=== TASK ITEM ===
Retype every record exactly as it appears.

[DATA TO EXAMINE]

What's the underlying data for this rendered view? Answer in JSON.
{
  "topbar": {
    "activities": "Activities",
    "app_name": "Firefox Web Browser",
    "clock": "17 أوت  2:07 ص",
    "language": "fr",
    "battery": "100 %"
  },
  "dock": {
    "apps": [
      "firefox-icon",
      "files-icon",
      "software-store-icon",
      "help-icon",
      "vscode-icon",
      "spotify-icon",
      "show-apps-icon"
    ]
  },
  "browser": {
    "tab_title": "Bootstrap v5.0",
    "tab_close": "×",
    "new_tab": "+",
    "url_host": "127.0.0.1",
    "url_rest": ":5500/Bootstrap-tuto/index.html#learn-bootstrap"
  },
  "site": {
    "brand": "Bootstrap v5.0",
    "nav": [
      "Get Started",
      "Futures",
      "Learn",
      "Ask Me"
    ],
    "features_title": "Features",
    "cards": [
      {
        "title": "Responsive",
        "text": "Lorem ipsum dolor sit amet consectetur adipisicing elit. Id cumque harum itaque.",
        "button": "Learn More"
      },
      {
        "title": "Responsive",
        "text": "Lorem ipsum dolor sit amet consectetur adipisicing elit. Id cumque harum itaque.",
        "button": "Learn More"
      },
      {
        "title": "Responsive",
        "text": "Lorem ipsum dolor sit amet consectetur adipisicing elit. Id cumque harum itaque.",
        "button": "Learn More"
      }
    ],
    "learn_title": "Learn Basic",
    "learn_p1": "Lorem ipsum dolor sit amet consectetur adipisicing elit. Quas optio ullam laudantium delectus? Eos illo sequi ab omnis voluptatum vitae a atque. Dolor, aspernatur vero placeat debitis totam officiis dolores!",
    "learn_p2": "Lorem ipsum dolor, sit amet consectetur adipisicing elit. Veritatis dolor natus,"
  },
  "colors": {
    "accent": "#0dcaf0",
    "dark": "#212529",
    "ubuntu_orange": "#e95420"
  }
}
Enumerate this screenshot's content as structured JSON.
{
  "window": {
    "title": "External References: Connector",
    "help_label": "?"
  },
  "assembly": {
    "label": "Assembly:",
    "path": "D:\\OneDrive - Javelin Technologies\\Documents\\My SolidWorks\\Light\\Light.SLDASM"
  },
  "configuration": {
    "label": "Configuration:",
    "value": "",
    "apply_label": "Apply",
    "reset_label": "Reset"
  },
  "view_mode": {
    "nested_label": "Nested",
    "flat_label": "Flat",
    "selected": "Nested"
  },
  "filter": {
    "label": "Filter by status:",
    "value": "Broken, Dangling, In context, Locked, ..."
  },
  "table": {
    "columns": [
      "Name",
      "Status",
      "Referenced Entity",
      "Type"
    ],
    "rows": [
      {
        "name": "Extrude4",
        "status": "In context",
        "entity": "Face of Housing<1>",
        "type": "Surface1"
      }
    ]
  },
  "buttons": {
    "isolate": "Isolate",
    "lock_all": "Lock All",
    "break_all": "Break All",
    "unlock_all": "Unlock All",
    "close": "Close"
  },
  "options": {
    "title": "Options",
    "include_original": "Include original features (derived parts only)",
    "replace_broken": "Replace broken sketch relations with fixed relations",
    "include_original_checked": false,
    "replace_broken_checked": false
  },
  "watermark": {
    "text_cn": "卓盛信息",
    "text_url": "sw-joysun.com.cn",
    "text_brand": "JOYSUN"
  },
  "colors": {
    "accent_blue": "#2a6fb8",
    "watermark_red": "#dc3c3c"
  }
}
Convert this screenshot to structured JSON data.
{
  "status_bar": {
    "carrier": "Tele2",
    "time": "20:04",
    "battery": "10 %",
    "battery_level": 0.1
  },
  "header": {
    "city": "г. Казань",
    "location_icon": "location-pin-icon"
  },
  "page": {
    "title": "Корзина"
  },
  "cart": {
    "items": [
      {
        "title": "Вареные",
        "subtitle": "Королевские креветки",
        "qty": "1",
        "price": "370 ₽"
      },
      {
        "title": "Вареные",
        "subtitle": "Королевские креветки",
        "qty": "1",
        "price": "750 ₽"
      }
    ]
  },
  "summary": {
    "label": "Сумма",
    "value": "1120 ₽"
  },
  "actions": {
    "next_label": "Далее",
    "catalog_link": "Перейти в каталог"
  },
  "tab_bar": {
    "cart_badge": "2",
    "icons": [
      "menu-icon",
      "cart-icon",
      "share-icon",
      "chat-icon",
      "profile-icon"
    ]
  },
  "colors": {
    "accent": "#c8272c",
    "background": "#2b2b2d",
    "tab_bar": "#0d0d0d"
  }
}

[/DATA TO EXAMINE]

=== TASK RESULT ===
What's the underlying data for this rendered view? Answer in JSON.
{
  "topbar": {
    "activities": "Activities",
    "app_name": "Firefox Web Browser",
    "clock": "17 أوت  2:07 ص",
    "language": "fr",
    "battery": "100 %"
  },
  "dock": {
    "apps": [
      "firefox-icon",
      "files-icon",
      "software-store-icon",
      "help-icon",
      "vscode-icon",
      "spotify-icon",
      "show-apps-icon"
    ]
  },
  "browser": {
    "tab_title": "Bootstrap v5.0",
    "tab_close": "×",
    "new_tab": "+",
    "url_host": "127.0.0.1",
    "url_rest": ":5500/Bootstrap-tuto/index.html#learn-bootstrap"
  },
  "site": {
    "brand": "Bootstrap v5.0",
    "nav": [
      "Get Started",
      "Futures",
      "Learn",
      "Ask Me"
    ],
    "features_title": "Features",
    "cards": [
      {
        "title": "Responsive",
        "text": "Lorem ipsum dolor sit amet consectetur adipisicing elit. Id cumque harum itaque.",
        "button": "Learn More"
      },
      {
        "title": "Responsive",
        "text": "Lorem ipsum dolor sit amet consectetur adipisicing elit. Id cumque harum itaque.",
        "button": "Learn More"
      },
      {
        "title": "Responsive",
        "text": "Lorem ipsum dolor sit amet consectetur adipisicing elit. Id cumque harum itaque.",
        "button": "Learn More"
      }
    ],
    "learn_title": "Learn Basic",
    "learn_p1": "Lorem ipsum dolor sit amet consectetur adipisicing elit. Quas optio ullam laudantium delectus? Eos illo sequi ab omnis voluptatum vitae a atque. Dolor, aspernatur vero placeat debitis totam officiis dolores!",
    "learn_p2": "Lorem ipsum dolor, sit amet consectetur adipisicing elit. Veritatis dolor natus,"
  },
  "colors": {
    "accent": "#0dcaf0",
    "dark": "#212529",
    "ubuntu_orange": "#e95420"
  }
}
Enumerate this screenshot's content as structured JSON.
{
  "window": {
    "title": "External References: Connector",
    "help_label": "?"
  },
  "assembly": {
    "label": "Assembly:",
    "path": "D:\\OneDrive - Javelin Technologies\\Documents\\My SolidWorks\\Light\\Light.SLDASM"
  },
  "configuration": {
    "label": "Configuration:",
    "value": "",
    "apply_label": "Apply",
    "reset_label": "Reset"
  },
  "view_mode": {
    "nested_label": "Nested",
    "flat_label": "Flat",
    "selected": "Nested"
  },
  "filter": {
    "label": "Filter by status:",
    "value": "Broken, Dangling, In context, Locked, ..."
  },
  "table": {
    "columns": [
      "Name",
      "Status",
      "Referenced Entity",
      "Type"
    ],
    "rows": [
      {
        "name": "Extrude4",
        "status": "In context",
        "entity": "Face of Housing<1>",
        "type": "Surface1"
      }
    ]
  },
  "buttons": {
    "isolate": "Isolate",
    "lock_all": "Lock All",
    "break_all": "Break All",
    "unlock_all": "Unlock All",
    "close": "Close"
  },
  "options": {
    "title": "Options",
    "include_original": "Include original features (derived parts only)",
    "replace_broken": "Replace broken sketch relations with fixed relations",
    "include_original_checked": false,
    "replace_broken_checked": false
  },
  "watermark": {
    "text_cn": "卓盛信息",
    "text_url": "sw-joysun.com.cn",
    "text_brand": "JOYSUN"
  },
  "colors": {
    "accent_blue": "#2a6fb8",
    "watermark_red": "#dc3c3c"
  }
}
Convert this screenshot to structured JSON data.
{
  "status_bar": {
    "carrier": "Tele2",
    "time": "20:04",
    "battery": "10 %",
    "battery_level": 0.1
  },
  "header": {
    "city": "г. Казань",
    "location_icon": "location-pin-icon"
  },
  "page": {
    "title": "Корзина"
  },
  "cart": {
    "items": [
      {
        "title": "Вареные",
        "subtitle": "Королевские креветки",
        "qty": "1",
        "price": "370 ₽"
      },
      {
        "title": "Вареные",
        "subtitle": "Королевские креветки",
        "qty": "1",
        "price": "750 ₽"
      }
    ]
  },
  "summary": {
    "label": "Сумма",
    "value": "1120 ₽"
  },
  "actions": {
    "next_label": "Далее",
    "catalog_link": "Перейти в каталог"
  },
  "tab_bar": {
    "cart_badge": "2",
    "icons": [
      "menu-icon",
      "cart-icon",
      "share-icon",
      "chat-icon",
      "profile-icon"
    ]
  },
  "colors": {
    "accent": "#c8272c",
    "background": "#2b2b2d",
    "tab_bar": "#0d0d0d"
  }
}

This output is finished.